Please return every line of the records that contains the word "name".
(Data supplied begins)
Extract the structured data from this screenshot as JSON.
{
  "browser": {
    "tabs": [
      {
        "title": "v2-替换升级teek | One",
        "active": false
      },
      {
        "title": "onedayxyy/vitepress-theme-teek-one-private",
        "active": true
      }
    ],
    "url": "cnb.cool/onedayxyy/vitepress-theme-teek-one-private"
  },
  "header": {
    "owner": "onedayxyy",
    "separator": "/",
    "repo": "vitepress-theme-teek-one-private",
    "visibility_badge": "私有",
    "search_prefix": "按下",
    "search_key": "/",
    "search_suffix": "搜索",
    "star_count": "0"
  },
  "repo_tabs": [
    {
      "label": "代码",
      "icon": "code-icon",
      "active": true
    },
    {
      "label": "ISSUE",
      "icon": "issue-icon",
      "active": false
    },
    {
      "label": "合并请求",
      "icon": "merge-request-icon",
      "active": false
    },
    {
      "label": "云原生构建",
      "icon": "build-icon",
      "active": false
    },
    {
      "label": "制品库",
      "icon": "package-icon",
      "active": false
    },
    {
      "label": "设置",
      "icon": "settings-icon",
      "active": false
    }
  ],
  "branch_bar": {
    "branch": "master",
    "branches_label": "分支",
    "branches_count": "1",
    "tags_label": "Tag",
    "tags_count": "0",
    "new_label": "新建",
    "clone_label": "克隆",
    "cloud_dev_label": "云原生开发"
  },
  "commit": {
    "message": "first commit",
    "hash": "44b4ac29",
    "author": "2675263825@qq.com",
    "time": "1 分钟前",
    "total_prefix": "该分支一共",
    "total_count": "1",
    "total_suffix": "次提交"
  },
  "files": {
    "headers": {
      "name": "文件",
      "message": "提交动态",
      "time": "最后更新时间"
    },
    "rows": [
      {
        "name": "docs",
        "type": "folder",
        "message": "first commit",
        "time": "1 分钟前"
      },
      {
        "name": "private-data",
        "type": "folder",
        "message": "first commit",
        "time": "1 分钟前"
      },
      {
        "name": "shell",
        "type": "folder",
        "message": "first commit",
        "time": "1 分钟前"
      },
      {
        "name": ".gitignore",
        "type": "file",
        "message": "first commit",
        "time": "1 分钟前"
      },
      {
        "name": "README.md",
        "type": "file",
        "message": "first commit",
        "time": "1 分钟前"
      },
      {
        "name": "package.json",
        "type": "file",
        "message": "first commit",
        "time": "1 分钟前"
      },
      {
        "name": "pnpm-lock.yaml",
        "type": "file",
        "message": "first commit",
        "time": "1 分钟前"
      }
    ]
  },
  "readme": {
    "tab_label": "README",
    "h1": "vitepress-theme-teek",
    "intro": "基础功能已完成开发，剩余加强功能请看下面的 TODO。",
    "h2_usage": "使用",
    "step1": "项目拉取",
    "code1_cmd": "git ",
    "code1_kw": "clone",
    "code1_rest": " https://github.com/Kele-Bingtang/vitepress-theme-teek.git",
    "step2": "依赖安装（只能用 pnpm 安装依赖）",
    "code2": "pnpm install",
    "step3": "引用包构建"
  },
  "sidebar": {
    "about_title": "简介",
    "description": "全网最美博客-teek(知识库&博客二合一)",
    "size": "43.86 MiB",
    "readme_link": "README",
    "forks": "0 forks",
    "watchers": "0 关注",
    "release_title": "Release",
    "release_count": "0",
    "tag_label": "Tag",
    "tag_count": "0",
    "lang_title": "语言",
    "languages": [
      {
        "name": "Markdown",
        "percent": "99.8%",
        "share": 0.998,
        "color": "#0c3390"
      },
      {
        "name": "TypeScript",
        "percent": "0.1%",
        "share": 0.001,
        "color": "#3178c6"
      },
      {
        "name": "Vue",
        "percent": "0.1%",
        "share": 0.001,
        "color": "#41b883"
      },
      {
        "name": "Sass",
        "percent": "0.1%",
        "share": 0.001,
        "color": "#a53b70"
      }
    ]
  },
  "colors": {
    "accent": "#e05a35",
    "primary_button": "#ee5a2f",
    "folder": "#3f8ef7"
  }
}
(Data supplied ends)
Output for this task:
      "name": "文件",
        "name": "docs",
        "name": "private-data",
        "name": "shell",
        "name": ".gitignore",
        "name": "README.md",
        "name": "package.json",
        "name": "pnpm-lock.yaml",
        "name": "Markdown",
        "name": "TypeScript",
        "name": "Vue",
        "name": "Sass",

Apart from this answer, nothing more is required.